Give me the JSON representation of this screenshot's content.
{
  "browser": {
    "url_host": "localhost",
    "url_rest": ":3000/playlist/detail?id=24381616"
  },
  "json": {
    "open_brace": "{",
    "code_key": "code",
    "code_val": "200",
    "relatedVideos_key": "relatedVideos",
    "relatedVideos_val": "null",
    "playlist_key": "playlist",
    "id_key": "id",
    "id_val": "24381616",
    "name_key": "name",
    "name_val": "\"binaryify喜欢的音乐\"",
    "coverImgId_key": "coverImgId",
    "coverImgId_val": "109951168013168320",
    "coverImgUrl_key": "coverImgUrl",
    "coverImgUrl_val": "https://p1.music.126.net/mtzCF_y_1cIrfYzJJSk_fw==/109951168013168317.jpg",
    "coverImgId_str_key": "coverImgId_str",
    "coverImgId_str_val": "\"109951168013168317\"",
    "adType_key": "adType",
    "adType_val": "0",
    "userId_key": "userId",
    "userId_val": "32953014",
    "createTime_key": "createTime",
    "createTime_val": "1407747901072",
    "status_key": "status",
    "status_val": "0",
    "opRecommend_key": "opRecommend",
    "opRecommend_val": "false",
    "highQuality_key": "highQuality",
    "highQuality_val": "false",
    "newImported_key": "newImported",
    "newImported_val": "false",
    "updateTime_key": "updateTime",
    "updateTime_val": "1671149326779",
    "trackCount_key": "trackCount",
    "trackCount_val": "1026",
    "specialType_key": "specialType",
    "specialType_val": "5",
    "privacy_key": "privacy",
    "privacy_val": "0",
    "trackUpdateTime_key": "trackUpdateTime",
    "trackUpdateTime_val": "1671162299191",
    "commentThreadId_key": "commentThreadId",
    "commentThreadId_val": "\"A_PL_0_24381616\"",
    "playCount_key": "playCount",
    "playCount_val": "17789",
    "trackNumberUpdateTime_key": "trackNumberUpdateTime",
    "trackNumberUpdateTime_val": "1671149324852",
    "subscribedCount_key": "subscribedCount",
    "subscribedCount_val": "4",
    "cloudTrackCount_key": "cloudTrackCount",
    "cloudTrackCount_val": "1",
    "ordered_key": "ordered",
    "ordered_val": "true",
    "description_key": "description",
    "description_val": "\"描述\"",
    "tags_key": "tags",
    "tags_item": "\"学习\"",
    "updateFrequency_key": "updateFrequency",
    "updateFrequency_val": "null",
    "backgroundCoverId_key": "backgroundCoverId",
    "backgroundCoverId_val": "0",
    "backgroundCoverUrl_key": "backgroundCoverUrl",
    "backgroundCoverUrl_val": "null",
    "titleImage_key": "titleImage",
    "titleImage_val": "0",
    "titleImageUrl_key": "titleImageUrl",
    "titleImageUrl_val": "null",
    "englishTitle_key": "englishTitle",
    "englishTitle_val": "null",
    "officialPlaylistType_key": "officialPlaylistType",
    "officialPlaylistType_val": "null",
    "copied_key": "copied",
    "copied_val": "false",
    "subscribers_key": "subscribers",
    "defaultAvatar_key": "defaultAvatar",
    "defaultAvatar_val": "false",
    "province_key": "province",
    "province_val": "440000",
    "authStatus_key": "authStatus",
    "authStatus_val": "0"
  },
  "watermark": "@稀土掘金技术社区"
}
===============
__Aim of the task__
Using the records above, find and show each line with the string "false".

__Response area__
    "opRecommend_val": "false",
    "highQuality_val": "false",
    "newImported_val": "false",
    "copied_val": "false",
    "defaultAvatar_val": "false",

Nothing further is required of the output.